30% of customers who
buy a single yearly
Summary of Findings
• Data Mining found:
 A small percentage of the customers is responsible for a large
share of the sales
 Several groups of « strongly-connected » articles
 A sizeable group of subscribers who buy a single article
• What was learned?
 First 2 findings: « we knew that! » (BUT: scientific confirmation
of business observation)
 3rd finding: « we could target these customers with a special
offer! »
 Lack of relevant data: the structure is in place but not being used
Family History
Finding Affinities
Metrics generally depend on the
nature of the attribute (e.g.,
nominal, real, string)
Star Wars Family Tree
Total Affinities
(Thicker lines indicate stronger affinities --- Highly connected group )
Name, Sex, Hometown, Occupation,
Political Affiliation, Children
More Than 2 Affinities
Name, Sex, Hometown, Occupation,
Political Affiliation, Children
Seems to be an
important link
Occupational Affinity Network

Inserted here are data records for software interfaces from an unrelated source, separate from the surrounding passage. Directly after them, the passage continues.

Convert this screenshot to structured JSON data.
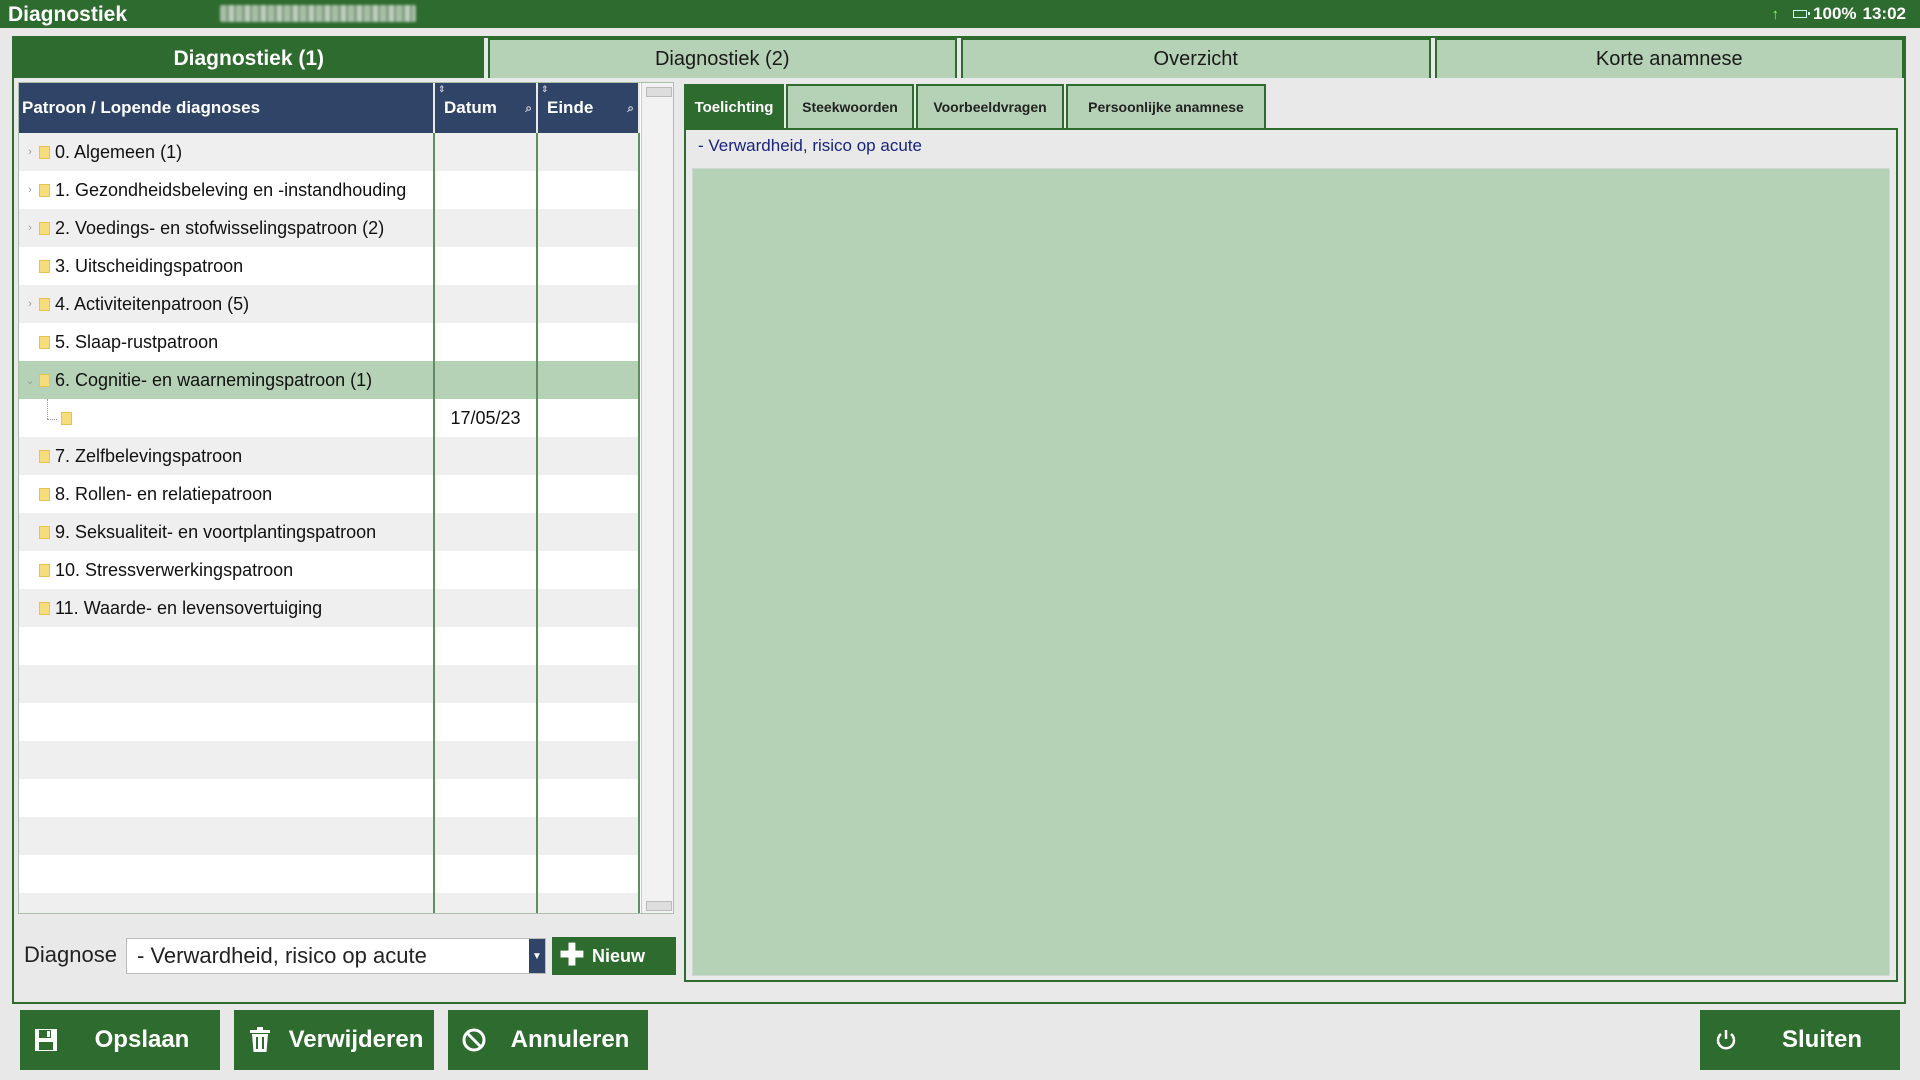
{
  "window": {
    "title": "Diagnostiek",
    "status": {
      "battery": "100%",
      "time": "13:02"
    }
  },
  "top_tabs": [
    {
      "label": "Diagnostiek (1)",
      "active": true
    },
    {
      "label": "Diagnostiek (2)",
      "active": false
    },
    {
      "label": "Overzicht",
      "active": false
    },
    {
      "label": "Korte anamnese",
      "active": false
    }
  ],
  "grid": {
    "columns": [
      "Patroon / Lopende diagnoses",
      "Datum",
      "Einde"
    ],
    "rows": [
      {
        "label": "0. Algemeen (1)",
        "datum": "",
        "einde": "",
        "expander": true,
        "selected": false,
        "child": false
      },
      {
        "label": "1. Gezondheidsbeleving en -instandhouding",
        "datum": "",
        "einde": "",
        "expander": true,
        "selected": false,
        "child": false
      },
      {
        "label": "2. Voedings- en stofwisselingspatroon (2)",
        "datum": "",
        "einde": "",
        "expander": true,
        "selected": false,
        "child": false
      },
      {
        "label": "3. Uitscheidingspatroon",
        "datum": "",
        "einde": "",
        "expander": false,
        "selected": false,
        "child": false
      },
      {
        "label": "4. Activiteitenpatroon (5)",
        "datum": "",
        "einde": "",
        "expander": true,
        "selected": false,
        "child": false
      },
      {
        "label": "5. Slaap-rustpatroon",
        "datum": "",
        "einde": "",
        "expander": false,
        "selected": false,
        "child": false
      },
      {
        "label": "6. Cognitie- en waarnemingspatroon (1)",
        "datum": "",
        "einde": "",
        "expander": true,
        "selected": true,
        "child": false
      },
      {
        "label": "",
        "datum": "17/05/23",
        "einde": "",
        "expander": false,
        "selected": false,
        "child": true
      },
      {
        "label": "7. Zelfbelevingspatroon",
        "datum": "",
        "einde": "",
        "expander": false,
        "selected": false,
        "child": false
      },
      {
        "label": "8. Rollen- en relatiepatroon",
        "datum": "",
        "einde": "",
        "expander": false,
        "selected": false,
        "child": false
      },
      {
        "label": "9. Seksualiteit- en voortplantingspatroon",
        "datum": "",
        "einde": "",
        "expander": false,
        "selected": false,
        "child": false
      },
      {
        "label": "10. Stressverwerkingspatroon",
        "datum": "",
        "einde": "",
        "expander": false,
        "selected": false,
        "child": false
      },
      {
        "label": "11. Waarde- en levensovertuiging",
        "datum": "",
        "einde": "",
        "expander": false,
        "selected": false,
        "child": false
      },
      {
        "label": "",
        "datum": "",
        "einde": "",
        "expander": false,
        "selected": false,
        "child": false,
        "empty": true
      },
      {
        "label": "",
        "datum": "",
        "einde": "",
        "expander": false,
        "selected": false,
        "child": false,
        "empty": true
      },
      {
        "label": "",
        "datum": "",
        "einde": "",
        "expander": false,
        "selected": false,
        "child": false,
        "empty": true
      },
      {
        "label": "",
        "datum": "",
        "einde": "",
        "expander": false,
        "selected": false,
        "child": false,
        "empty": true
      },
      {
        "label": "",
        "datum": "",
        "einde": "",
        "expander": false,
        "selected": false,
        "child": false,
        "empty": true
      },
      {
        "label": "",
        "datum": "",
        "einde": "",
        "expander": false,
        "selected": false,
        "child": false,
        "empty": true
      },
      {
        "label": "",
        "datum": "",
        "einde": "",
        "expander": false,
        "selected": false,
        "child": false,
        "empty": true
      },
      {
        "label": "",
        "datum": "",
        "einde": "",
        "expander": false,
        "selected": false,
        "child": false,
        "empty": true
      }
    ]
  },
  "diagnose": {
    "label": "Diagnose",
    "value": "- Verwardheid, risico op acute",
    "new_button": "Nieuw"
  },
  "detail": {
    "tabs": [
      "Toelichting",
      "Steekwoorden",
      "Voorbeeldvragen",
      "Persoonlijke anamnese"
    ],
    "active_tab": 0,
    "title": "- Verwardheid, risico op acute",
    "body": ""
  },
  "actions": {
    "save": "Opslaan",
    "delete": "Verwijderen",
    "cancel": "Annuleren",
    "close": "Sluiten"
  },
  "colors": {
    "primary_green": "#2e6b2e",
    "light_green": "#b6d2b6",
    "header_navy": "#2f4466",
    "title_blue": "#1a237e"
  }
}
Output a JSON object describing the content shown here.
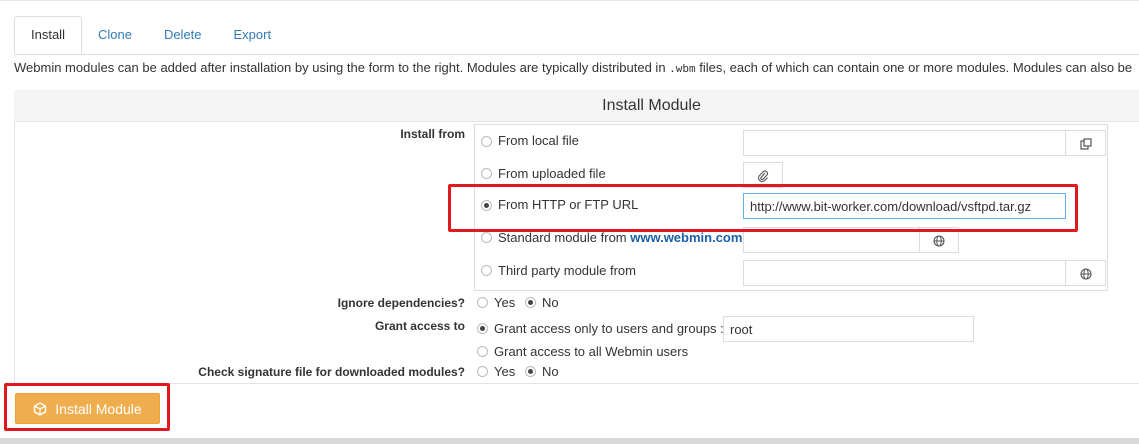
{
  "tabs": [
    {
      "label": "Install",
      "active": true
    },
    {
      "label": "Clone",
      "active": false
    },
    {
      "label": "Delete",
      "active": false
    },
    {
      "label": "Export",
      "active": false
    }
  ],
  "description": {
    "before": "Webmin modules can be added after installation by using the form to the right. Modules are typically distributed in ",
    "code": ".wbm",
    "after": " files, each of which can contain one or more modules. Modules can also be"
  },
  "panel": {
    "title": "Install Module"
  },
  "install_from": {
    "label": "Install from",
    "options": [
      {
        "label": "From local file",
        "selected": false,
        "value": ""
      },
      {
        "label": "From uploaded file",
        "selected": false
      },
      {
        "label": "From HTTP or FTP URL",
        "selected": true,
        "value": "http://www.bit-worker.com/download/vsftpd.tar.gz"
      },
      {
        "label": "Standard module from ",
        "link": "www.webmin.com",
        "selected": false,
        "value": ""
      },
      {
        "label": "Third party module from",
        "selected": false,
        "value": ""
      }
    ]
  },
  "ignore_deps": {
    "label": "Ignore dependencies?",
    "yes": "Yes",
    "no": "No",
    "selected": "No"
  },
  "grant_access": {
    "label": "Grant access to",
    "option_users": "Grant access only to users and groups :",
    "users_value": "root",
    "option_all": "Grant access to all Webmin users"
  },
  "check_sig": {
    "label": "Check signature file for downloaded modules?",
    "yes": "Yes",
    "no": "No",
    "selected": "No"
  },
  "submit": {
    "label": "Install Module"
  },
  "icons": {
    "file_chooser": "copy-icon",
    "upload": "paperclip-icon",
    "globe": "globe-icon",
    "cube": "cube-icon"
  },
  "colors": {
    "highlight": "#e0191f",
    "button": "#f0ad4e",
    "link": "#337ab7"
  }
}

Jedi Knights
Moisture Farmers
Stronger Affinity
between Luke and
Obi-Wan because
they were both
Jedi Knights and
Jedi Masters
Birthday Networks
(Two or more affinities)
Duplicate individual
Close relatives
that share
Given Name Network
(One or more affinities)
More neat
Naming Patterns…
Relatives sharing the
same middle names
both husband and wife’s
maternal grandfathers
share the same first and
middle names.
Naming Pattern
Through generations
Record Linkage
Record Linkage
• The process of identifying similar people
• Essential for exchanging and/or merging
• MAL4:6 uses the individuals and their
relatives as found in their pedigrees
• Each relationship/attribute is treated equally
• Weights
 Version 0.1 used feature selection instead of continuous
 Weights would allow MAL4:6 to use all of the data in a
pedigree to a degree (TBD by MAL4:6)
• Naturally Skewed Data
 #NonMatches >> #Matches
 Learners tend to over learn the majority class
• Attributes: A = {A1,A2,…An}, Ai would be a piece of information
(e.g., date of birth)
• For each Ai, simAi is the similarity metric associated with Ai
• Let x = < A1 : a1x, A2 : a2x,…, An : anx > denote an individual where
ajx is the value of Aj for x
 <firstname: John, lastname: Smith,…>
• Let R= {R0,R1,…Rm} be a set of functions that map an individual to
one of its relatives
Structured Network
Similarity Scores
• Genealogical database from the LDS
Church’s Family History Department (~5
million individuals)
• ~16,000 labeled data instances
 Precision:
 Recall:
Search Term Analysis
• Prior to April 2005
 Search terms used prior to April
contained very few unique
 Most common keywords used were
words in the actual domain name
Significant surge in April 2005
Diversification of the search terms, often corresponding to new
Doubling of number of unique visitors
What happened? Search Engine Optimization (SEO)!
Shipping Policy
• August 2005
 Change shipping policy
 Highly visible, lower, free+
• Impact on abandoned carts?
 Not significant
Before-After Purchases
Marked increase in number of
purchases in all categories
100% increase for high-end
category (free shipping)
Can’t infer causality BUT clear
indication of some effect